Castanaut: Automate your screencasts.
Author: Joseph Pearson
Castanaut lets you write executable scripts for your screencasts. With a simple dictionary of stage directions, you can create complex interactions with a variety of applications. Currently, and for the foreseeable future, Castanaut supports Mac OS X 10.5 only.
You write your screenplays as Ruby files. Castanaut has been designed to read fairly naturally to the non-technical, within Ruby's constraints.
Here's a simple screenplay:
launch "Safari", at(10, 10, 800, 600) type "http://www.inventivelabs.com.au" hit Enter pause 2 move to(100, 100) move to(200, 100) move to(200, 200) move to(100, 200) move to(100, 100) say "I drew a square!"
With any luck we don't need to explain to you what this screenplay does. The only thing that might need some explanation is "say" -- this has a robotic voice speak the given string. (Also: all numbers are pixel co-ordinates).
About the robot: no, we don't recommend you use this in real screencasts for a large audience. Most people find it a little offputting. You are free to contravene our recommendation though. You can tweak the robot in the Mac OS X Speech Preferences pane.
Running your screenplay
Simply give the screenplay to the castanaut command, like this:
This assumes you have a screenplay file called "test.screenplay" in the directory where you are running the command.
Of course, it isn't always convenient to drop to the terminal to run your screenplay. So there's also a method of executing your screenplays directly. You need to add this line (the "shebang" line) at the top of your screenplay:
Then you need to set the screenplay to be executable by running this command on it:
chmod a+x test.screenplay
Again, substitute "test.screenplay" for your screenplay's filename.
At this point, you should be able to double-click the screenplay, or invoke it with Quicksilver, or run it any other way that floats your boat.
Stopping the screenplay
If you want to abruptly terminate execution before the end of the screenplay, you just need to run the 'castanaut' command again -- with or without any arguments.
Of course, that might be easier said than done, if you haven't got full control of the mouse or keyboard at the time. One recommendation is to assign a system hot-key to invoke castanaut. I use a Quicksilver trigger for this, assigned to Shift-F1, that calls castanaut. You'll need the full path to the command for this, which is usually /usr/bin/castanaut, but you can check it with the following command:
Running interactively with IRB
You can now run Castanaut interactively from IRB — to test commands, try stuff out, etc:

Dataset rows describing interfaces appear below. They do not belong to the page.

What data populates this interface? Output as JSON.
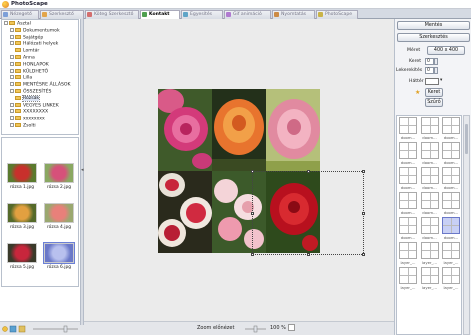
{
  "window": {
    "title": "PhotoScape"
  },
  "tabs": [
    {
      "label": "Nézegető",
      "icon": "viewer-icon",
      "color": "#7d9fd8"
    },
    {
      "label": "Szerkesztő",
      "icon": "editor-icon",
      "color": "#e3a54a"
    },
    {
      "label": "Köteg Szerkesztő",
      "icon": "batch-editor-icon",
      "color": "#d36e6e"
    },
    {
      "label": "Kontakt",
      "icon": "page-icon",
      "color": "#4fa04f",
      "active": true
    },
    {
      "label": "Egyesítés",
      "icon": "combine-icon",
      "color": "#5fa4c7"
    },
    {
      "label": "Gif animáció",
      "icon": "gif-icon",
      "color": "#b07ad0"
    },
    {
      "label": "Nyomtatás",
      "icon": "print-icon",
      "color": "#cc8a45"
    },
    {
      "label": "PhotoScape",
      "icon": "photoscape-icon",
      "color": "#c9b347"
    }
  ],
  "tree": [
    {
      "label": "Asztal",
      "depth": 0,
      "expander": true
    },
    {
      "label": "Dokumentumok",
      "depth": 1,
      "expander": true
    },
    {
      "label": "Sajátgép",
      "depth": 1,
      "expander": true
    },
    {
      "label": "Hálózati helyek",
      "depth": 1,
      "expander": true
    },
    {
      "label": "Lomtár",
      "depth": 1,
      "expander": false
    },
    {
      "label": "Anna",
      "depth": 1,
      "expander": true
    },
    {
      "label": "HONLAPOK",
      "depth": 1,
      "expander": true
    },
    {
      "label": "KÜLDHETŐ",
      "depth": 1,
      "expander": true
    },
    {
      "label": "Lilla",
      "depth": 1,
      "expander": true
    },
    {
      "label": "MENTÉSRE ÁLLÁSOK",
      "depth": 1,
      "expander": true
    },
    {
      "label": "ÖSSZESÍTÉS",
      "depth": 1,
      "expander": true
    },
    {
      "label": "Rózsák",
      "depth": 1,
      "expander": false,
      "selected": true
    },
    {
      "label": "VEGYES LINKEK",
      "depth": 1,
      "expander": true
    },
    {
      "label": "XXXXXXXX",
      "depth": 1,
      "expander": true
    },
    {
      "label": "xxxxxxxx",
      "depth": 1,
      "expander": true
    },
    {
      "label": "Zsolti",
      "depth": 1,
      "expander": true
    }
  ],
  "thumbnails": [
    {
      "caption": "rózsa 1.jpg",
      "colors": [
        "#5a7a2e",
        "#c8302c"
      ]
    },
    {
      "caption": "rózsa 2.jpg",
      "colors": [
        "#8aa862",
        "#d6517a"
      ]
    },
    {
      "caption": "rózsa 3.jpg",
      "colors": [
        "#556a2a",
        "#e2a040"
      ]
    },
    {
      "caption": "rózsa 4.jpg",
      "colors": [
        "#9aa870",
        "#e8807a"
      ]
    },
    {
      "caption": "rózsa 5.jpg",
      "colors": [
        "#3a3a2a",
        "#c8263c"
      ]
    },
    {
      "caption": "rózsa 6.jpg",
      "colors": [
        "#6a78c8",
        "#b8c0ee"
      ],
      "selected": true
    }
  ],
  "right": {
    "save_label": "Mentés",
    "edit_label": "Szerkesztés",
    "size_label": "Méret",
    "size_value": "400 x 400",
    "margin_label": "Keret",
    "margin_value": "0",
    "round_label": "Lekerekítés",
    "round_value": "0",
    "bg_label": "Háttér",
    "frame_button": "Keret",
    "filter_button": "Szűrő"
  },
  "layouts": [
    "doom...",
    "doom...",
    "doom...",
    "doom...",
    "doom...",
    "doom...",
    "doom...",
    "doom...",
    "doom...",
    "doom...",
    "doom...",
    "doom...",
    "doom...",
    "doom...",
    "doom...",
    "layer_...",
    "layer_...",
    "layer_...",
    "layer_...",
    "layer_...",
    "layer_..."
  ],
  "status": {
    "preview_label": "Zoom előnézet",
    "zoom_value": "100 %"
  }
}
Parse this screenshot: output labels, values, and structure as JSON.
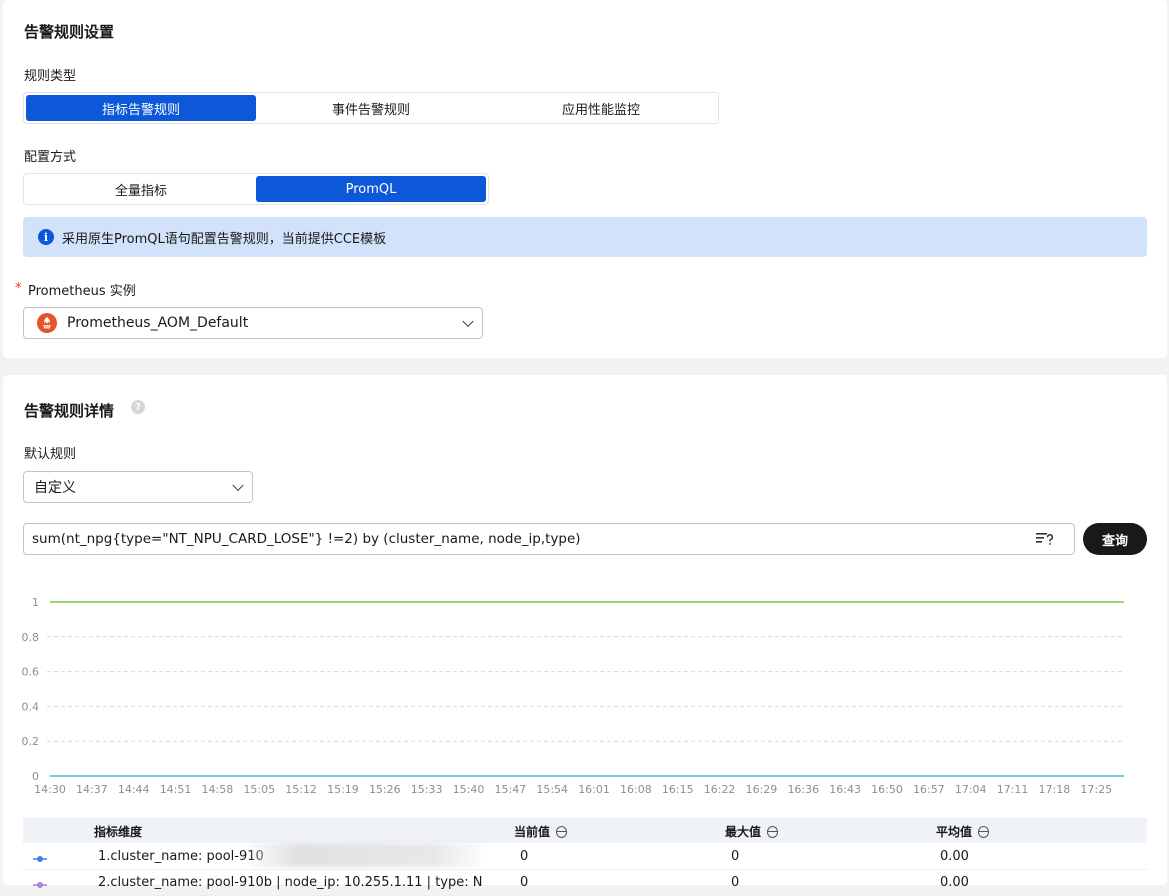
{
  "settings": {
    "title": "告警规则设置",
    "rule_type_label": "规则类型",
    "rule_types": [
      "指标告警规则",
      "事件告警规则",
      "应用性能监控"
    ],
    "config_label": "配置方式",
    "config_modes": [
      "全量指标",
      "PromQL"
    ],
    "info_text": "采用原生PromQL语句配置告警规则，当前提供CCE模板",
    "instance_label": "Prometheus 实例",
    "required_mark": "*",
    "instance_value": "Prometheus_AOM_Default"
  },
  "details": {
    "title": "告警规则详情",
    "default_rule_label": "默认规则",
    "default_rule_value": "自定义",
    "query": "sum(nt_npg{type=\"NT_NPU_CARD_LOSE\"} !=2) by (cluster_name, node_ip,type)",
    "query_button": "查询"
  },
  "chart_data": {
    "type": "line",
    "x": [
      "14:30",
      "14:37",
      "14:44",
      "14:51",
      "14:58",
      "15:05",
      "15:12",
      "15:19",
      "15:26",
      "15:33",
      "15:40",
      "15:47",
      "15:54",
      "16:01",
      "16:08",
      "16:15",
      "16:22",
      "16:29",
      "16:36",
      "16:43",
      "16:50",
      "16:57",
      "17:04",
      "17:11",
      "17:18",
      "17:25"
    ],
    "y_ticks": [
      "0",
      "0.2",
      "0.4",
      "0.6",
      "0.8",
      "1"
    ],
    "ylim": [
      0,
      1
    ],
    "grid": true,
    "series": [
      {
        "color": "#7ac943",
        "constant": 1
      },
      {
        "color": "#4db6e8",
        "constant": 0
      }
    ]
  },
  "table": {
    "headers": [
      "指标维度",
      "当前值",
      "最大值",
      "平均值"
    ],
    "rows": [
      {
        "dim": "1.cluster_name: pool-910",
        "current": "0",
        "max": "0",
        "avg": "0.00",
        "color": "#4b7bf5"
      },
      {
        "dim": "2.cluster_name: pool-910b | node_ip: 10.255.1.11 | type: N",
        "current": "0",
        "max": "0",
        "avg": "0.00",
        "color": "#b07fe0"
      }
    ]
  }
}
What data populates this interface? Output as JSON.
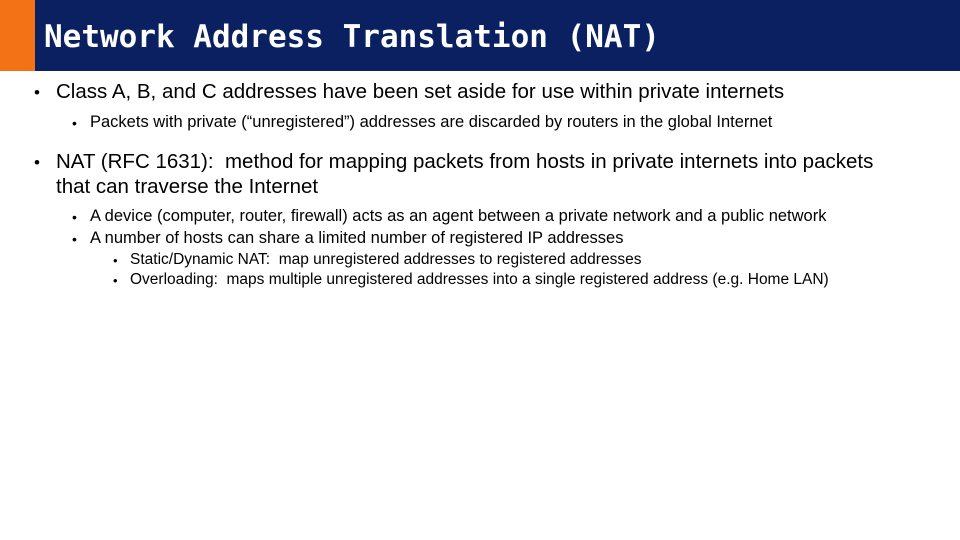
{
  "slide": {
    "title": "Network Address Translation (NAT)",
    "title_bar_color": "#0a2060",
    "title_accent_color": "#f47216",
    "title_text_color": "#ffffff",
    "background_color": "#ffffff",
    "body_text_color": "#000000",
    "bullet_glyph": "•",
    "bullets": [
      {
        "level": 1,
        "text": "Class A, B, and C addresses have been set aside for use within private internets"
      },
      {
        "level": 2,
        "text": "Packets with private (“unregistered”) addresses are discarded by routers in the global Internet"
      },
      {
        "level": 1,
        "text": "NAT (RFC 1631):  method for mapping packets from hosts in private internets into packets that can traverse the Internet"
      },
      {
        "level": 2,
        "text": "A device (computer, router, firewall) acts as an agent between a private network and a public network"
      },
      {
        "level": 2,
        "text": "A number of hosts can share a limited number of registered IP addresses"
      },
      {
        "level": 3,
        "text": "Static/Dynamic NAT:  map unregistered addresses to registered addresses"
      },
      {
        "level": 3,
        "text": "Overloading:  maps multiple unregistered addresses into a single registered address (e.g. Home LAN)"
      }
    ]
  }
}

$ irb -r 'castanaut' >> irb Castanaut::Movie.spawn >> move to(100, 100) => "Moving mouse.\n"
Note that this technique creates an IRB subsession, so you'll have to exit out of that before exiting out of IRB. There's heaps you can do with subsessions - read up about them online.
What stage directions can I make?
Out of the box, Castanaut performs mouse actions, keyboard actions, robot speech and application launches.
For a complete overview of the built-in stage directions, see the Castanaut::Movie class.
Of course, just using the built-in stage directions is a little bit awkward and verbose. Plugins allow you to extend the available dictionary with some additional convenience actions. Typically a plugin is specific to an application.
Castanaut comes with several plugins, including
- Castanaut::Plugin::Safari for interacting with the contents of web-pages
- Castanaut::Plugin::Ishowu for recording screencasts using the iShowU application from Shiny White Box.
- Castanaut::Plugin::Textmate for opening files to specific line numbers.
To use a plugin, simply declare it:
plugin "safari" launch "Safari", at(32, 32, 800, 600) url "http://www.google.com" pause 4 move to_element('input[name="q"]') click type "Castanaut" move to_element('input[type="submit"]') click pause 4 say "Oh. I was hoping for more results."
In the example above, we use the two methods provided by the Safari module:
url, which causes Safari to navigate to the given url, and
returns the co-ordinates of a page element (using CSS selectors) relative to
Creating your own plugins
Advanced users can create their own plugins. Put them in a directory called "plugins" below the directory containing the screenplays that use the plugin.
Take a look at the plugins that Castanaut comes with for examples on creating your own.
- Mac OS X 10.5 or higher
- Mac OS X 10.4
- The Extras Suite application
Run the following command to install Castanaut
gem install castanaut
If you're using Mac OS X 10.4 (Tiger) you will also need to download and install the XTool scripting additions.
Once installed, you should run the following command for two reasons:
Reason 1 is to confirm that it is installed correctly. Reason 2 is to set up the permissions on the utility that controls your mouse and keyboard during Castanaut movies. You may be asked for a password here.
If you just see a "ScreenplayNotFound" exception here, everything's good.
Copyright (C) 2008-2011 Inventive Labs.
Released under the WTFPL.
Portions released under the MIT License.
See COPYRIGHT.md for full licensing details.